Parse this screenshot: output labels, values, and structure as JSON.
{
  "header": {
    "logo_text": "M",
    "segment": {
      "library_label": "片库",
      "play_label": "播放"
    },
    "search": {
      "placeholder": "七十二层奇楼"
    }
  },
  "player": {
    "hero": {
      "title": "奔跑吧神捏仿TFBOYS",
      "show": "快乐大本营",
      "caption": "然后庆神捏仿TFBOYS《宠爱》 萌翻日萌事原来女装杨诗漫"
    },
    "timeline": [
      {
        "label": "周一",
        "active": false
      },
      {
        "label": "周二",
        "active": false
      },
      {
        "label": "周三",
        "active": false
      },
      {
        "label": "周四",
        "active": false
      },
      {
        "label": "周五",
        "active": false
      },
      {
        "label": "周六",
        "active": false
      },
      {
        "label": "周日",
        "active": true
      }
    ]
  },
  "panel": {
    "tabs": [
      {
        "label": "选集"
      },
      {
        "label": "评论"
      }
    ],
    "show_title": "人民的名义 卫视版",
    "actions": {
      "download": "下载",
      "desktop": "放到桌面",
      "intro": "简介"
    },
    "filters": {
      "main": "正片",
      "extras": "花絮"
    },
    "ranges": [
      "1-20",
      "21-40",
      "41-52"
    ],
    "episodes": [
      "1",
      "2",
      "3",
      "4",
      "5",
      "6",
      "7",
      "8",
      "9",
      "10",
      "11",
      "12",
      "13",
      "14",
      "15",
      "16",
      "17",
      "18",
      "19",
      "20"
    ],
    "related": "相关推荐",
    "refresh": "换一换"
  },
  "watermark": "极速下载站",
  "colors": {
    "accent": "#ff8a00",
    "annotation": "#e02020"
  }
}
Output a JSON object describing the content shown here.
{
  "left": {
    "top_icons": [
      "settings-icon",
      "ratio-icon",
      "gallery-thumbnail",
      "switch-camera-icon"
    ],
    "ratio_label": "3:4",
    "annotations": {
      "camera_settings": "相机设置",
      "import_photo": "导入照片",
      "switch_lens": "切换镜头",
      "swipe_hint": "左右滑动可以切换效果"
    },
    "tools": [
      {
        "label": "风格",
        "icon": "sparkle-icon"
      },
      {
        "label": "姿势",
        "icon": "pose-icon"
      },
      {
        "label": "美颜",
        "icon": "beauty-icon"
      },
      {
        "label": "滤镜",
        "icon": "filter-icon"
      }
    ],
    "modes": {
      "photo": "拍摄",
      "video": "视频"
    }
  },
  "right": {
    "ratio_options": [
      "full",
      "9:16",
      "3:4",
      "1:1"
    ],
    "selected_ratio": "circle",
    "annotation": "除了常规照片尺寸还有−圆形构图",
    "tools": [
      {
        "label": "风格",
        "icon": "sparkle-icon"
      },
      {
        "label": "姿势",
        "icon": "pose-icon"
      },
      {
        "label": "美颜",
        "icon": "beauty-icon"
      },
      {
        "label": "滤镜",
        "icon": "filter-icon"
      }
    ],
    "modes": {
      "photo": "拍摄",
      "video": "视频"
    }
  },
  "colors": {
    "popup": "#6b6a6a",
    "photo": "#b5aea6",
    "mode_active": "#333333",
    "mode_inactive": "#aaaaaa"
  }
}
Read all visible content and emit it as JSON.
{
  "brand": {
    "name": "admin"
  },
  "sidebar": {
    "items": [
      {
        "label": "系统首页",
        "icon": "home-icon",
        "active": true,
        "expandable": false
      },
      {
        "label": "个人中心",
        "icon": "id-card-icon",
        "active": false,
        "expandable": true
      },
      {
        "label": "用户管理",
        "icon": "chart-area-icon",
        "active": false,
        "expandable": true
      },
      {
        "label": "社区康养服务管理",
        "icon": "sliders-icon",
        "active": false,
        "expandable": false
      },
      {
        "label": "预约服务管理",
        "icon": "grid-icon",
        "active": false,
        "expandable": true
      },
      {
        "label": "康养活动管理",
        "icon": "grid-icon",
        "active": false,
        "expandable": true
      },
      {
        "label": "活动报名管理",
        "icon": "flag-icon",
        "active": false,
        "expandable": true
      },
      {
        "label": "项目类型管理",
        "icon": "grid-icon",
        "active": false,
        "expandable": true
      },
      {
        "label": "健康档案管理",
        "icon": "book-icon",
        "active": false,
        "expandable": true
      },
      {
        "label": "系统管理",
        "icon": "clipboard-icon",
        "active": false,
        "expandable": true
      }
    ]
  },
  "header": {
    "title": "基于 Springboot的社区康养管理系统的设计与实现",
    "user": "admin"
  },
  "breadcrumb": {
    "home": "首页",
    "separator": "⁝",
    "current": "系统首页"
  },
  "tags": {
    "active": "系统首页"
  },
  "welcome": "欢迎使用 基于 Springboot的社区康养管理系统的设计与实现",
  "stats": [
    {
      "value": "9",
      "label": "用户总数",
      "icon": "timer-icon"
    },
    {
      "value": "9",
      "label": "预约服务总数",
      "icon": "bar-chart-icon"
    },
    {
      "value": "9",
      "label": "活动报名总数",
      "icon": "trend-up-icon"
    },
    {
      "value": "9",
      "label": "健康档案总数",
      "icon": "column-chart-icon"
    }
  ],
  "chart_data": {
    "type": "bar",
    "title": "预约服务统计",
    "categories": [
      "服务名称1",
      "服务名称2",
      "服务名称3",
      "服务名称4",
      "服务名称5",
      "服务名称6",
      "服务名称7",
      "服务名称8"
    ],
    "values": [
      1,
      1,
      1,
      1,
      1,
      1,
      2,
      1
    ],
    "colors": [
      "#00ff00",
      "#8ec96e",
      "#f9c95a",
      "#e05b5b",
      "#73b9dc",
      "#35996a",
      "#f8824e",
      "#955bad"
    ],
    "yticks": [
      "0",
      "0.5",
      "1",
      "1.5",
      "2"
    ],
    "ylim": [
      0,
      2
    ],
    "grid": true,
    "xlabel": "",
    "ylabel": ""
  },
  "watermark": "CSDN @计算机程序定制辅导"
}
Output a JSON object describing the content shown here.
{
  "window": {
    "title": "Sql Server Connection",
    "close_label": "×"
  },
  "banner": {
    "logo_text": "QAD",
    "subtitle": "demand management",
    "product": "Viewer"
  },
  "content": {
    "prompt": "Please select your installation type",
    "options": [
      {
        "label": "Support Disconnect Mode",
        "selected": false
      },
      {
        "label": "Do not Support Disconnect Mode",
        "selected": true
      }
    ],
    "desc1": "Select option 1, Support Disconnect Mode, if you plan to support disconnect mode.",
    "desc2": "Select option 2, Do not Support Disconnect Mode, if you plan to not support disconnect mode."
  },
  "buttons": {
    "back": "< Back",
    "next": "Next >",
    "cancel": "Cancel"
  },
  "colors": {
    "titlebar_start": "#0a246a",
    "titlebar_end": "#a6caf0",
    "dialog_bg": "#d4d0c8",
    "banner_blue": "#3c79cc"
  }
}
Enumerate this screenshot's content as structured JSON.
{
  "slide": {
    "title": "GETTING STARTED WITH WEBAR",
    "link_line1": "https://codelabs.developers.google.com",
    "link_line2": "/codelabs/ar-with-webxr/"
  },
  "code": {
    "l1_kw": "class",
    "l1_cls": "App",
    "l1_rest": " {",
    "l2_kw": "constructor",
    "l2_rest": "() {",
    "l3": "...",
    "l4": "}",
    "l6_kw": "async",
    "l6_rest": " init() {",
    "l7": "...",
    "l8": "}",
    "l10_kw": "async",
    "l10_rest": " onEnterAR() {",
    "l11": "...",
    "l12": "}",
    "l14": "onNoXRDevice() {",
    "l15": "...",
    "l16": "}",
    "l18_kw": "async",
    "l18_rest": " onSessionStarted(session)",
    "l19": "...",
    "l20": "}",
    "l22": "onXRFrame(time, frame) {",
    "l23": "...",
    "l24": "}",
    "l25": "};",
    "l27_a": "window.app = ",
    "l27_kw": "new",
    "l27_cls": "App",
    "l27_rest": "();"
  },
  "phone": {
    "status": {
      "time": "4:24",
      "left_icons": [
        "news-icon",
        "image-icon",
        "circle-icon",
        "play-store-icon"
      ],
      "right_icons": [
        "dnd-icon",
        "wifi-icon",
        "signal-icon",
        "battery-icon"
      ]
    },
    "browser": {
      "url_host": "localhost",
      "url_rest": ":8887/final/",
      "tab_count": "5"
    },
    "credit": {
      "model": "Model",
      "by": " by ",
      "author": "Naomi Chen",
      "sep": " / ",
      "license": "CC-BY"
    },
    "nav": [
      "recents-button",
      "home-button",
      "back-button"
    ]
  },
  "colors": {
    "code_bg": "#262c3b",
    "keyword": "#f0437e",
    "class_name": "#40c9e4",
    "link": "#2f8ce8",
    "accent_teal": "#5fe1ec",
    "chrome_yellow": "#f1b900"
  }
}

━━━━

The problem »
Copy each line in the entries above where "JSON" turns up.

Answer box »
Parse this screenshot: output labels, values, and structure as JSON.
Output a JSON object describing the content shown here.
Read all visible content and emit it as JSON.
Output a JSON object describing the content shown here.
Enumerate this screenshot's content as structured JSON.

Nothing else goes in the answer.